Written on April 2, 2012 at 6:02 pm , by

 

By Stacey L. Bradford

Recently my daughter begged me for an American Girl doll. Fortunately, a simple no was all it took to end the discussion. But I realize in a few years it won’t be so easy to deny her, particularly when the new toy or gadget is something all her friends have. What’s funny is that I always thought if I gave her enough love she’d never compare herself to other people. Boy was I naive.

In fact, kids are neurologically hardwired to crave the same stuff as their peers. “As tweens approach middle school, they passionately seek acceptance from friends,” says Wendy Mogel, Ph.D., author of The Blessing of a B-Minus. It doesn’t take long for them to realize that one way to fit in is to dress like everyone else. “That explains their ‘need’ for the right stuff,” Mogel says.

While I don’t want to impact my daughter’s social life—and I cringe at the thought of consumerism playing a role—I do hope to safeguard her from irresponsible spending decisions using this approach.

1. Define Your Values: Parents should outline their family’s values with their kids, says Gregory Jantz, Ph.D., author of When Your Teenager Becomes the Stranger in Your House. Draft a mission statement and try to live by its principles. Jantz’s family’s statement, for example, includes having a strong work ethic. So when his boys requested a Nintendo DS system, he reminded them of their family’s commitment to hard work and asked how they -intended to earn it. “Simply telling teens they can’t have something doesn’t work,” Jantz says. “You’re dealing with constant comparisons to their friends.”

And it shouldn’t come as a surprise that those friends’ parents may believe in a different set of principles than you do. In other words, they give their kids just about anything. The best way to counteract that is to refrain from criticizing them in front of your kid, says Jantz. Instead, explain that every family has its own rules and you are doing what you think is best.

2. Set Limits: It’s also necessary to create and enforce financial limits, says Mogel. This teaches kids that there are restrictions on how much your family can afford. Implement a spending cap of, say, $200 for a back-to-school wardrobe and ask your teen for input on how she would like to allocate it. And under no circumstances should you apologize for setting a budget.

3. Empower Through Earning: There will be times when your kids’ desires exceed their limits, or when they’ll want something you cannot afford.
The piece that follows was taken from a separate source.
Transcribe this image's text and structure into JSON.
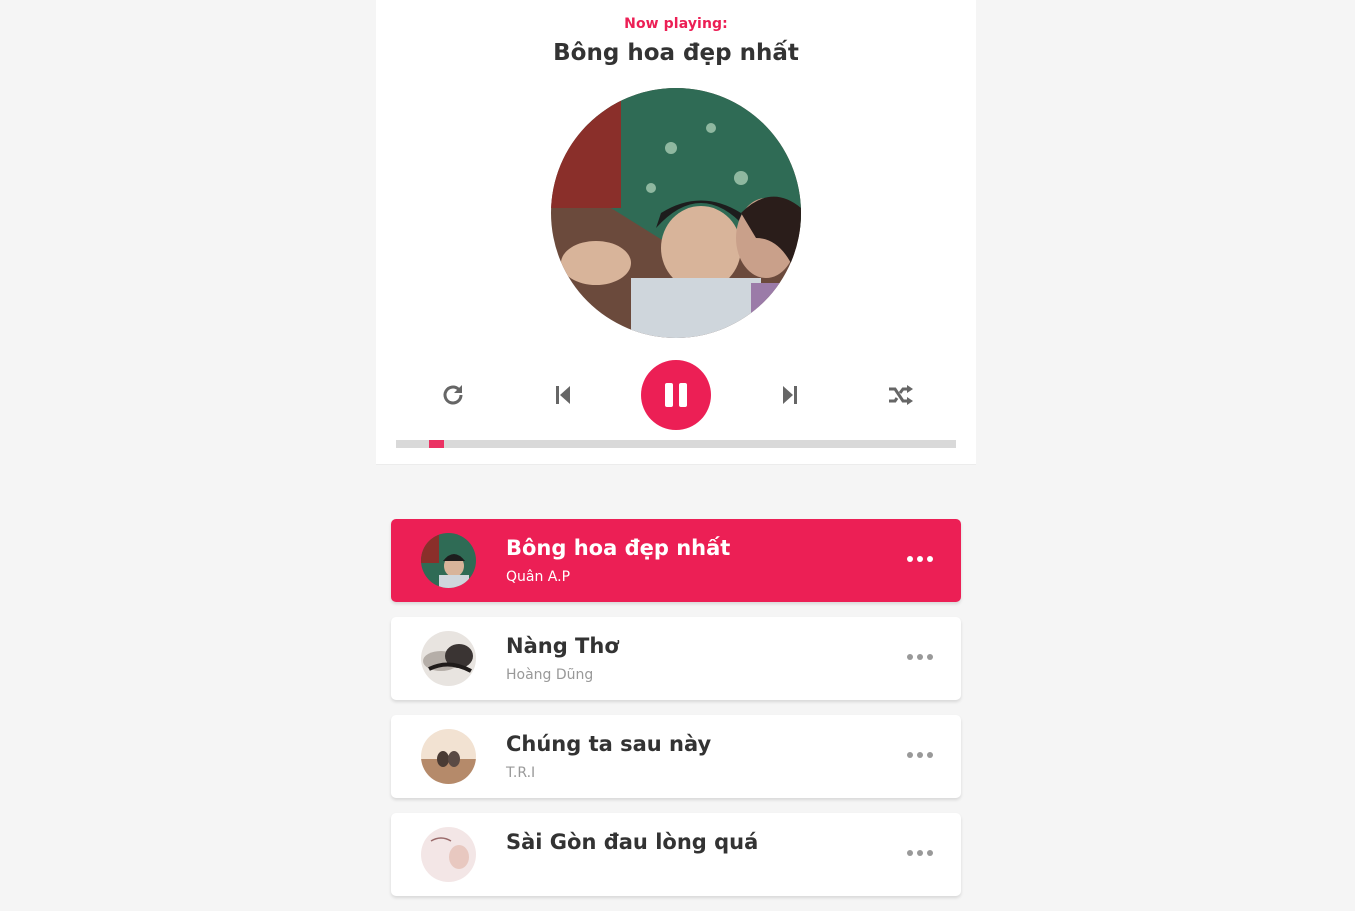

As long as the product doesn’t go against your values, help your kid come up with a plan to purchase it. For example, if your son wants a reasonably priced digital camera, assign him some extra projects around the house. By earning small amounts of money over time, he can save up to buy the camera himself—and he’ll probably appreciate it more if he’s forking over his own cash.
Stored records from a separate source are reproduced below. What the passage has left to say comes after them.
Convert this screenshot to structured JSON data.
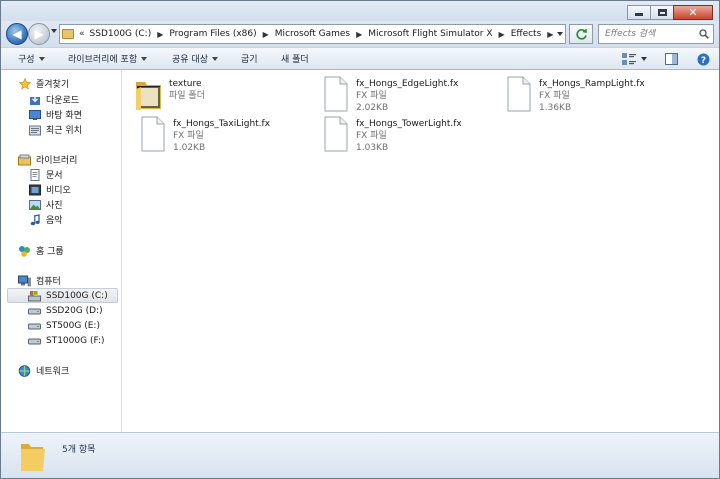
{
  "address": {
    "chevrons": "«",
    "crumbs": [
      "SSD100G (C:)",
      "Program Files (x86)",
      "Microsoft Games",
      "Microsoft Flight Simulator X",
      "Effects"
    ]
  },
  "search": {
    "placeholder": "Effects 검색"
  },
  "toolbar": {
    "organize": "구성",
    "include_in_library": "라이브러리에 포함",
    "share_with": "공유 대상",
    "burn": "굽기",
    "new_folder": "새 폴더"
  },
  "nav": {
    "favorites": "즐겨찾기",
    "downloads": "다운로드",
    "desktop": "바탕 화면",
    "recent": "최근 위치",
    "libraries": "라이브러리",
    "documents": "문서",
    "videos": "비디오",
    "pictures": "사진",
    "music": "음악",
    "homegroup": "홈 그룹",
    "computer": "컴퓨터",
    "drives": [
      "SSD100G (C:)",
      "SSD20G (D:)",
      "ST500G (E:)",
      "ST1000G (F:)"
    ],
    "network": "네트워크"
  },
  "files": [
    {
      "name": "texture",
      "type": "파일 폴더",
      "size": ""
    },
    {
      "name": "fx_Hongs_EdgeLight.fx",
      "type": "FX 파일",
      "size": "2.02KB"
    },
    {
      "name": "fx_Hongs_RampLight.fx",
      "type": "FX 파일",
      "size": "1.36KB"
    },
    {
      "name": "fx_Hongs_TaxiLight.fx",
      "type": "FX 파일",
      "size": "1.02KB"
    },
    {
      "name": "fx_Hongs_TowerLight.fx",
      "type": "FX 파일",
      "size": "1.03KB"
    }
  ],
  "status": {
    "item_count": "5개 항목"
  }
}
4. Retain Veto Power: Remember that you always have the right to say no, whether or not your family can afford something. You don’t have to justify your decision to not let your 13-year-old get an iPad—even if he saved up for it. Your job during these years is to send your kids off to college prepared to make smart, sensible spending choices on their own.

What have you refused to buy your kid? Share in the comments below.
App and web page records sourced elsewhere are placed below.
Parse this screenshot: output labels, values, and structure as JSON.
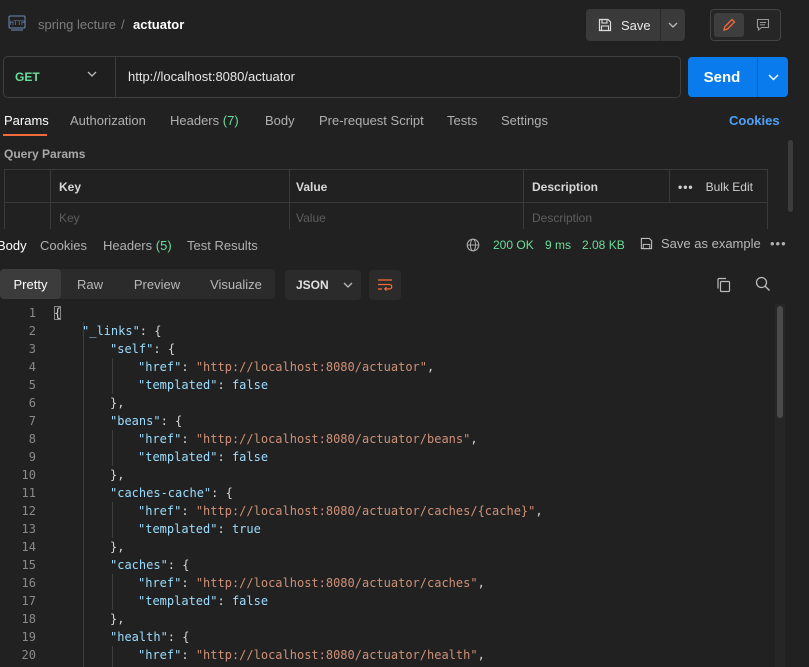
{
  "breadcrumb": {
    "parent": "spring lecture",
    "separator": "/",
    "current": "actuator"
  },
  "header": {
    "save_label": "Save"
  },
  "request": {
    "method": "GET",
    "url": "http://localhost:8080/actuator",
    "send_label": "Send"
  },
  "request_tabs": {
    "params": "Params",
    "authorization": "Authorization",
    "headers": "Headers",
    "headers_count": "(7)",
    "body": "Body",
    "prerequest": "Pre-request Script",
    "tests": "Tests",
    "settings": "Settings",
    "cookies": "Cookies"
  },
  "query_params": {
    "title": "Query Params",
    "columns": {
      "key": "Key",
      "value": "Value",
      "description": "Description"
    },
    "placeholders": {
      "key": "Key",
      "value": "Value",
      "description": "Description"
    },
    "bulk_edit": "Bulk Edit"
  },
  "response_tabs": {
    "body": "Body",
    "cookies": "Cookies",
    "headers": "Headers",
    "headers_count": "(5)",
    "test_results": "Test Results"
  },
  "response_status": {
    "code": "200 OK",
    "time": "9 ms",
    "size": "2.08 KB",
    "save_example": "Save as example"
  },
  "view": {
    "modes": [
      "Pretty",
      "Raw",
      "Preview",
      "Visualize"
    ],
    "active_mode": "Pretty",
    "format": "JSON"
  },
  "code": {
    "line_numbers": [
      "1",
      "2",
      "3",
      "4",
      "5",
      "6",
      "7",
      "8",
      "9",
      "10",
      "11",
      "12",
      "13",
      "14",
      "15",
      "16",
      "17",
      "18",
      "19",
      "20"
    ],
    "lines": [
      "{",
      "\"_links\": {",
      "\"self\": {",
      "\"href\": \"http://localhost:8080/actuator\",",
      "\"templated\": false",
      "},",
      "\"beans\": {",
      "\"href\": \"http://localhost:8080/actuator/beans\",",
      "\"templated\": false",
      "},",
      "\"caches-cache\": {",
      "\"href\": \"http://localhost:8080/actuator/caches/{cache}\",",
      "\"templated\": true",
      "},",
      "\"caches\": {",
      "\"href\": \"http://localhost:8080/actuator/caches\",",
      "\"templated\": false",
      "},",
      "\"health\": {",
      "\"href\": \"http://localhost:8080/actuator/health\","
    ]
  },
  "colors": {
    "accent_orange": "#f26b3a",
    "send_blue": "#097bed",
    "status_green": "#6bdd9a",
    "link_blue": "#4ea1f6"
  },
  "icons": [
    "http-icon",
    "save-icon",
    "chevron-down-icon",
    "pencil-icon",
    "comment-icon",
    "globe-icon",
    "copy-icon",
    "search-icon",
    "wrap-icon",
    "more-icon"
  ]
}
Financial expert Stacey L. Bradford is an award-winning journalist and author. When she isn’t writing, she’s busy teaching her kids the value of a dollar.